President Donald Trump speaks at a campaign rally in Allentown, Pa. on Oct. 26. (AP Photo/Alex Brandon)
POLL: How closely are you following the U.S. presidential election?

It may feel like it’s been going on forever but the U.S.… Continue reading

Pilot Kevin Maher participated in a flyover of a ceremony at the Cobble Hill cenotaph on Oct. 22 in a 1940 North American (Noorduyn) Harvard aircraft. (Robert Barron/Citizen)
Cobble Hill remembers lost military members with ceremony, flyover

Annual event commemorates those who died in non-combat roles

Adam Ireton holds his son Weston, along with Kristen and Beckett as they celebrate Weston's last day of treatment for lukemia. (Kristen Ireton photo)
799 days: ‘Super’ Weston defeats cancer

‘Weston is disease-free now, so we will be going into a period of checkups and things until he’s 18’

B.C. Premier John Horgan and Washington Gov. Jay Inslee arrive for annual Cascadia conference in Vancouver, Oct. 10, 2018. They have agreed to coordinate the permanent switch to daylight saving time. (B.C. government)
B.C. still awaiting U.S. approval to eliminate daylight saving time

Clocks going back one hour Nov. 1 in Washington too

Anyone with information on any of these individuals is asked to call 1-800-222-TIPS (8477) or visit the website victoriacrimestoppers.ca for more information.
Greater Victoria Crime Stoppers wanted list for the week of Oct. 27
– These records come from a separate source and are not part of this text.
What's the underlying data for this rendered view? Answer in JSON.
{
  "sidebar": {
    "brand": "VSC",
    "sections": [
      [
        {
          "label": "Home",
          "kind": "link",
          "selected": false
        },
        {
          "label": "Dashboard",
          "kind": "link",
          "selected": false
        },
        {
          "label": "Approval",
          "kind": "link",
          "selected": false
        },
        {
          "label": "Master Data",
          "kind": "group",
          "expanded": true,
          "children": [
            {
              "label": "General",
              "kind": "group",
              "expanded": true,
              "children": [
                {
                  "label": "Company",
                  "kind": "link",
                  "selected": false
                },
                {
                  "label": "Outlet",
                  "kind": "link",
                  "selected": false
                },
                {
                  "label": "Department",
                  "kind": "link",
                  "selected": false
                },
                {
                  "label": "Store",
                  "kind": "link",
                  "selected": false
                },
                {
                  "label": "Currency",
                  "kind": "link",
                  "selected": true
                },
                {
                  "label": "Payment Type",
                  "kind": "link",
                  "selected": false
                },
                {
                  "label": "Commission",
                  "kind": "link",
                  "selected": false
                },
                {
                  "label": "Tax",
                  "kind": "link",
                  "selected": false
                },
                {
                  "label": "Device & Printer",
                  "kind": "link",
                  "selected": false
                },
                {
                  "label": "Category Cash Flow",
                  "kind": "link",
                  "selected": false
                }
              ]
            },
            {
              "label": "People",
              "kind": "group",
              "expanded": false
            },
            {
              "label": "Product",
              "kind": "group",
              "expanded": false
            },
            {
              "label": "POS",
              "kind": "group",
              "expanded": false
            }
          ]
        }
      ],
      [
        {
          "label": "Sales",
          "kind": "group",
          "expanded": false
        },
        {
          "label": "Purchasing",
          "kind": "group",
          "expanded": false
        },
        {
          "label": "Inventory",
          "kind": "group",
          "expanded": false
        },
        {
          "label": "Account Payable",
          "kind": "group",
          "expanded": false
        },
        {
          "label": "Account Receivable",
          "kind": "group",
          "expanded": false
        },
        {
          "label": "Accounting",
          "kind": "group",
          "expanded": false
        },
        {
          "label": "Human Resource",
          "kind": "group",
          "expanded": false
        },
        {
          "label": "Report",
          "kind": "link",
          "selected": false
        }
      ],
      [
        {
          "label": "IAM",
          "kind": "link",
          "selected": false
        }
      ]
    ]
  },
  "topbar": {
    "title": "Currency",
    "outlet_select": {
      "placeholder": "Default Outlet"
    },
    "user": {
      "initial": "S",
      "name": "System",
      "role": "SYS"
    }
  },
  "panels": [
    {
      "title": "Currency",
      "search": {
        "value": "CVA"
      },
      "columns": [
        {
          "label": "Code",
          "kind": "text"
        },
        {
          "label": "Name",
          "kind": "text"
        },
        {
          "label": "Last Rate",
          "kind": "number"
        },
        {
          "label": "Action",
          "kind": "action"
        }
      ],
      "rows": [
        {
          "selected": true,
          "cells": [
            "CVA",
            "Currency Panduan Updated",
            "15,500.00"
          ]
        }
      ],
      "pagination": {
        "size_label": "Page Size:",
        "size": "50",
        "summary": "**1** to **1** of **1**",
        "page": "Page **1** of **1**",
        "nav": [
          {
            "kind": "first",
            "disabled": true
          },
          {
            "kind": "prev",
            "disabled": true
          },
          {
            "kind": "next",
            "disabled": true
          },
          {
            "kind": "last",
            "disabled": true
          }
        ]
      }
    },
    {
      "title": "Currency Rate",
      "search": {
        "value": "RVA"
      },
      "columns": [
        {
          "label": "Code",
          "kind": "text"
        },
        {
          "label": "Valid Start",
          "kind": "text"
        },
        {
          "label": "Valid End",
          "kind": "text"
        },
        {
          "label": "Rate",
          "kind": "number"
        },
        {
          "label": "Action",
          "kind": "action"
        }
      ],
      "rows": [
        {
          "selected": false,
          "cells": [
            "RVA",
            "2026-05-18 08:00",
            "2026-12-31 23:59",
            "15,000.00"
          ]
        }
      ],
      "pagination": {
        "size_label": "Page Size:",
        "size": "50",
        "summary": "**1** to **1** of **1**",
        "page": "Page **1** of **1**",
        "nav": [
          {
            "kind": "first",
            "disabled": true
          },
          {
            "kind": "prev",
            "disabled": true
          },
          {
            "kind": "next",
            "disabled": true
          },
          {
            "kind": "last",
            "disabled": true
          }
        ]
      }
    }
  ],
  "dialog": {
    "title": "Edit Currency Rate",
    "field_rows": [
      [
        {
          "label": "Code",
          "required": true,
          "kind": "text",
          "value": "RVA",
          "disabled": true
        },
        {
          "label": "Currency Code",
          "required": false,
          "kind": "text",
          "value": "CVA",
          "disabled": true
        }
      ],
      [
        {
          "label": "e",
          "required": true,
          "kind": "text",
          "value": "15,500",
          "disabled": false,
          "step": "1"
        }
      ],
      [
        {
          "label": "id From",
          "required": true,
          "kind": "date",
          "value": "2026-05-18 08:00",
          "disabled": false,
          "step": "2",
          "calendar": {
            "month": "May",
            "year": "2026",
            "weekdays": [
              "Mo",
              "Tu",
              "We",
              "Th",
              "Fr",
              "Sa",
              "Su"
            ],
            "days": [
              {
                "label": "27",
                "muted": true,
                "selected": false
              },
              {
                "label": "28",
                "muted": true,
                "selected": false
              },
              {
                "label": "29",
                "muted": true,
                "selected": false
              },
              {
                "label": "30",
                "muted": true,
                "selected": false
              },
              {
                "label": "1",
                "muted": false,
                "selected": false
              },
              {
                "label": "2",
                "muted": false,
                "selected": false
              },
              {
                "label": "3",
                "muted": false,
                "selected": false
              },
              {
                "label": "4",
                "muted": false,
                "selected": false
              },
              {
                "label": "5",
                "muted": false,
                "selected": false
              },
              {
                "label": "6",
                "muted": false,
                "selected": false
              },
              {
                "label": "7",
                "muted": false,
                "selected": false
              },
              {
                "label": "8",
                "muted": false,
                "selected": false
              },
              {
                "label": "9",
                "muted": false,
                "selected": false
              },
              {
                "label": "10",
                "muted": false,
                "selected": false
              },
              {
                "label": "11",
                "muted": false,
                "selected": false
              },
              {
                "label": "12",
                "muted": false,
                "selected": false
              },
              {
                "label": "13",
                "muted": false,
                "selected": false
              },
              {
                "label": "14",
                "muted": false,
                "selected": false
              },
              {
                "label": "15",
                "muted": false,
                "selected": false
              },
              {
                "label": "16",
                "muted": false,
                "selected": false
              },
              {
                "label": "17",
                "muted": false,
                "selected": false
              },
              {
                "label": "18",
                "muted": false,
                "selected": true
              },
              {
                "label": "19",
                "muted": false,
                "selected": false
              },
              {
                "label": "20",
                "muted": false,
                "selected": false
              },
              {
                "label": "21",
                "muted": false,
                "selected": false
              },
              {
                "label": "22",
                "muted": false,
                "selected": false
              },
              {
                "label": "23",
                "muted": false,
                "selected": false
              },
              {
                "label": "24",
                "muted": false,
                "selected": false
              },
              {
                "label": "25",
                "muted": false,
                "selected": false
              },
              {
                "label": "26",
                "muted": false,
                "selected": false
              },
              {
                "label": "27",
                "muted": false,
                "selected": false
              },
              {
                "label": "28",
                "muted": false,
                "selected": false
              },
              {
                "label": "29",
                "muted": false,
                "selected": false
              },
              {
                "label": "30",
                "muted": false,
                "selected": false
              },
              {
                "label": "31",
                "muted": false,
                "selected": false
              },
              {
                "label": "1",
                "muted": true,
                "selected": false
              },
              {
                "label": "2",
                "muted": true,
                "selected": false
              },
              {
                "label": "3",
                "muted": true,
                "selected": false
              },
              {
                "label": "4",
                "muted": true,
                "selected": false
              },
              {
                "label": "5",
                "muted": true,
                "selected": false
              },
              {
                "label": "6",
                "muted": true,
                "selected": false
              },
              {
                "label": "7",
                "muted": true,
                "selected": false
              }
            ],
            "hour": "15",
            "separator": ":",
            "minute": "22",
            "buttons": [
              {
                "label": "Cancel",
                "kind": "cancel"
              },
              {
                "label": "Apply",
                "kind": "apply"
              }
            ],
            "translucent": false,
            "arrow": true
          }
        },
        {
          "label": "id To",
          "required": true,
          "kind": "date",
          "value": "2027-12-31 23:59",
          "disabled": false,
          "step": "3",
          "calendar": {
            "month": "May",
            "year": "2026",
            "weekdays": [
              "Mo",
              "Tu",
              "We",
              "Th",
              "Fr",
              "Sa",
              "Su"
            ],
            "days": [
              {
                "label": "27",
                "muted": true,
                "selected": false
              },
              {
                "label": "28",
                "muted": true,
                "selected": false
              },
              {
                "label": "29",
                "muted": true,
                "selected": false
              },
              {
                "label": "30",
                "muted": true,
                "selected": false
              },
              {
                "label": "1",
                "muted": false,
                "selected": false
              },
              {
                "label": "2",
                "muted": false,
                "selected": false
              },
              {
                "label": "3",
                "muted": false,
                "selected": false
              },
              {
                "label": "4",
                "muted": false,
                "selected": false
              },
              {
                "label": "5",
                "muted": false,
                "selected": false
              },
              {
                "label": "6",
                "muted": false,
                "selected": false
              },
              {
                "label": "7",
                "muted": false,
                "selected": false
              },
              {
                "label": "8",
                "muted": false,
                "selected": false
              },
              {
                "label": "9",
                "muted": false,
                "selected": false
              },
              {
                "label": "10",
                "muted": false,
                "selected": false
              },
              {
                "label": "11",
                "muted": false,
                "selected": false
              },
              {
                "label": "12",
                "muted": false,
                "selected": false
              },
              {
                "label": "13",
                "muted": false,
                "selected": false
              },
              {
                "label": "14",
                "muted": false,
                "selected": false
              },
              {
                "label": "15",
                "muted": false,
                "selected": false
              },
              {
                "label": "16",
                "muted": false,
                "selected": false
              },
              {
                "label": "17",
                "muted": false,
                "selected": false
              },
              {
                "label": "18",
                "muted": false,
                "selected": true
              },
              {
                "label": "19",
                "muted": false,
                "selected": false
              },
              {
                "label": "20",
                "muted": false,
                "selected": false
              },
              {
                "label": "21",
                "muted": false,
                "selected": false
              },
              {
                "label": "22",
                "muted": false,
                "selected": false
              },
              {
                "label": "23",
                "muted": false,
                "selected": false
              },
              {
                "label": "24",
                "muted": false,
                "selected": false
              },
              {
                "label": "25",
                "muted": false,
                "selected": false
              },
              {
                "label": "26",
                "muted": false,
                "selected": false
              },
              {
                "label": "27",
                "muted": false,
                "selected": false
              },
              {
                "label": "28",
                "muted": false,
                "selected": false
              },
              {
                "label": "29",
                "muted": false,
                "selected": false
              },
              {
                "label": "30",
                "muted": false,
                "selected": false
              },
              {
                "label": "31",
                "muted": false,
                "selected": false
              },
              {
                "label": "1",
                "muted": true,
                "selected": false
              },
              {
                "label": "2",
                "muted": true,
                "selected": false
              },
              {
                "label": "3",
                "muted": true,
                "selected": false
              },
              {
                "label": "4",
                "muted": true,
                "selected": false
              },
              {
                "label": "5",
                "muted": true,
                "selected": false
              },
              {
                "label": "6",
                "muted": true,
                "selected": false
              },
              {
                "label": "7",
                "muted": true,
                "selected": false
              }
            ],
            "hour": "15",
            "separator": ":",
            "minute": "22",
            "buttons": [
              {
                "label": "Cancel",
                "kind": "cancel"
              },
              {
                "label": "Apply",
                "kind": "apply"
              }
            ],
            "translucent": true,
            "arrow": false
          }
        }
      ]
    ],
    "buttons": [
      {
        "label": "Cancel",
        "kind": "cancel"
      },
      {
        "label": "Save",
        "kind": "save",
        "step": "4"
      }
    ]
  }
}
Greater Victoria Crime Stoppers is seeking the public’s help in locating the… Continue reading

Prime Minister Justin Trudeau shakes hands with US Vice-President Joe Biden on Parliament Hill in Ottawa on Friday, December 9, 2016. THE CANADIAN PRESS/ Patrick Doyle
A Biden presidency could mean good news for Canadian environment policy: observers

Experts and observers say even a U.S. outside the Paris agreement may ultimately end up in the same place

People take a photo together during the opening night of Christmas Lights Across Canada, in Ottawa, on Wednesday, Dec. 4, 2019. The likelihood that most Canadians will enjoy a holly jolly Christmas season of gatherings, caroling and travel is unlikely, say public health experts who encourage those who revel in holiday traditions to accept more sacrifices ahead. THE CANADIAN PRESS/Justin Tang
Ho, ho, no: Experts advise preparing for a scaled-back COVID holiday season

Many of the holiday season’s highlights have already been scrapped or are unlikely to take place

Most Read